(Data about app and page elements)
###

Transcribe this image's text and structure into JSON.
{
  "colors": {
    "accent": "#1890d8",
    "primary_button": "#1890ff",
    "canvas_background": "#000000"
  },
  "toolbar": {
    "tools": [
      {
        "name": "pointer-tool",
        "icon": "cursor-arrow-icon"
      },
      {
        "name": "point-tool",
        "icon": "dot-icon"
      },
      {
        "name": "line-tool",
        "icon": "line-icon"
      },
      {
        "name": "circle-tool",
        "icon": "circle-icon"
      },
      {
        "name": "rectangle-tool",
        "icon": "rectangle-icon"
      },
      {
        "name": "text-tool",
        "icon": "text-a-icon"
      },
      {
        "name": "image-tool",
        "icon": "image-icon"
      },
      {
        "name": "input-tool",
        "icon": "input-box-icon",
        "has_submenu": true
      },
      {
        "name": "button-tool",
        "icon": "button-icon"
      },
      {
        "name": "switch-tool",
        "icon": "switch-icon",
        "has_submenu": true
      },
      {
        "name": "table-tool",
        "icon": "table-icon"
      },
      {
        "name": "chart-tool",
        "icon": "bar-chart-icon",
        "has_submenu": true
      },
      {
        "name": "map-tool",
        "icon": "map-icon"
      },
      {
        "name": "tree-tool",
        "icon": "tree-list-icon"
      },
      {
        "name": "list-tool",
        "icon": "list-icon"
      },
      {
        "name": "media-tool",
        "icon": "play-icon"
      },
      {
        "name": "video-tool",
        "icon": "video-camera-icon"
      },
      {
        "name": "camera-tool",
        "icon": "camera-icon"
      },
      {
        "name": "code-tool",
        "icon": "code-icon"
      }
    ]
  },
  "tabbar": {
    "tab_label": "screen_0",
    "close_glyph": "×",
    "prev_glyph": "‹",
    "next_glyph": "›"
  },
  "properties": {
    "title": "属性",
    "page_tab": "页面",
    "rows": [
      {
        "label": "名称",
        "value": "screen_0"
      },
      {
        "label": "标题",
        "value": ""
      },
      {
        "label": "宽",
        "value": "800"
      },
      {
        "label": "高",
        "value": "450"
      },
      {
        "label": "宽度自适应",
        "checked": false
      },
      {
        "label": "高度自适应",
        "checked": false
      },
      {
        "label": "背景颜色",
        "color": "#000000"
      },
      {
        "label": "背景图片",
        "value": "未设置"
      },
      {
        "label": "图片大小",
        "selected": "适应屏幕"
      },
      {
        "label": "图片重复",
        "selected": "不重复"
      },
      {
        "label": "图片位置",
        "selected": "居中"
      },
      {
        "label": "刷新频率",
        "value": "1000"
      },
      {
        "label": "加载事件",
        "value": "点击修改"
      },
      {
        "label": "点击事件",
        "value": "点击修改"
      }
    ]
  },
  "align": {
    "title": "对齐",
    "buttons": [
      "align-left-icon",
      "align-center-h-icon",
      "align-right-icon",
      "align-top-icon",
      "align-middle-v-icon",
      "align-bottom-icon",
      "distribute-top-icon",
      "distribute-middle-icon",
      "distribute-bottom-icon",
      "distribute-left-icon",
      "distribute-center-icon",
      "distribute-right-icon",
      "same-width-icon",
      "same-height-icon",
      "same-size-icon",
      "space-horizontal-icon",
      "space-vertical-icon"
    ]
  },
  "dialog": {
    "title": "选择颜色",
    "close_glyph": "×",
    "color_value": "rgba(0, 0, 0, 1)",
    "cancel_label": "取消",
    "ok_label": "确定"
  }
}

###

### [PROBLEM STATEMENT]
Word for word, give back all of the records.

### [ANSWER BOX]
Transcribe this image's text and structure into JSON.
{
  "colors": {
    "accent": "#1890d8",
    "primary_button": "#1890ff",
    "canvas_background": "#000000"
  },
  "toolbar": {
    "tools": [
      {
        "name": "pointer-tool",
        "icon": "cursor-arrow-icon"
      },
      {
        "name": "point-tool",
        "icon": "dot-icon"
      },
      {
        "name": "line-tool",
        "icon": "line-icon"
      },
      {
        "name": "circle-tool",
        "icon": "circle-icon"
      },
      {
        "name": "rectangle-tool",
        "icon": "rectangle-icon"
      },
      {
        "name": "text-tool",
        "icon": "text-a-icon"
      },
      {
        "name": "image-tool",
        "icon": "image-icon"
      },
      {
        "name": "input-tool",
        "icon": "input-box-icon",
        "has_submenu": true
      },
      {
        "name": "button-tool",
        "icon": "button-icon"
      },
      {
        "name": "switch-tool",
        "icon": "switch-icon",
        "has_submenu": true
      },
      {
        "name": "table-tool",
        "icon": "table-icon"
      },
      {
        "name": "chart-tool",
        "icon": "bar-chart-icon",
        "has_submenu": true
      },
      {
        "name": "map-tool",
        "icon": "map-icon"
      },
      {
        "name": "tree-tool",
        "icon": "tree-list-icon"
      },
      {
        "name": "list-tool",
        "icon": "list-icon"
      },
      {
        "name": "media-tool",
        "icon": "play-icon"
      },
      {
        "name": "video-tool",
        "icon": "video-camera-icon"
      },
      {
        "name": "camera-tool",
        "icon": "camera-icon"
      },
      {
        "name": "code-tool",
        "icon": "code-icon"
      }
    ]
  },
  "tabbar": {
    "tab_label": "screen_0",
    "close_glyph": "×",
    "prev_glyph": "‹",
    "next_glyph": "›"
  },
  "properties": {
    "title": "属性",
    "page_tab": "页面",
    "rows": [
      {
        "label": "名称",
        "value": "screen_0"
      },
      {
        "label": "标题",
        "value": ""
      },
      {
        "label": "宽",
        "value": "800"
      },
      {
        "label": "高",
        "value": "450"
      },
      {
        "label": "宽度自适应",
        "checked": false
      },
      {
        "label": "高度自适应",
        "checked": false
      },
      {
        "label": "背景颜色",
        "color": "#000000"
      },
      {
        "label": "背景图片",
        "value": "未设置"
      },
      {
        "label": "图片大小",
        "selected": "适应屏幕"
      },
      {
        "label": "图片重复",
        "selected": "不重复"
      },
      {
        "label": "图片位置",
        "selected": "居中"
      },
      {
        "label": "刷新频率",
        "value": "1000"
      },
      {
        "label": "加载事件",
        "value": "点击修改"
      },
      {
        "label": "点击事件",
        "value": "点击修改"
      }
    ]
  },
  "align": {
    "title": "对齐",
    "buttons": [
      "align-left-icon",
      "align-center-h-icon",
      "align-right-icon",
      "align-top-icon",
      "align-middle-v-icon",
      "align-bottom-icon",
      "distribute-top-icon",
      "distribute-middle-icon",
      "distribute-bottom-icon",
      "distribute-left-icon",
      "distribute-center-icon",
      "distribute-right-icon",
      "same-width-icon",
      "same-height-icon",
      "same-size-icon",
      "space-horizontal-icon",
      "space-vertical-icon"
    ]
  },
  "dialog": {
    "title": "选择颜色",
    "close_glyph": "×",
    "color_value": "rgba(0, 0, 0, 1)",
    "cancel_label": "取消",
    "ok_label": "确定"
  }
}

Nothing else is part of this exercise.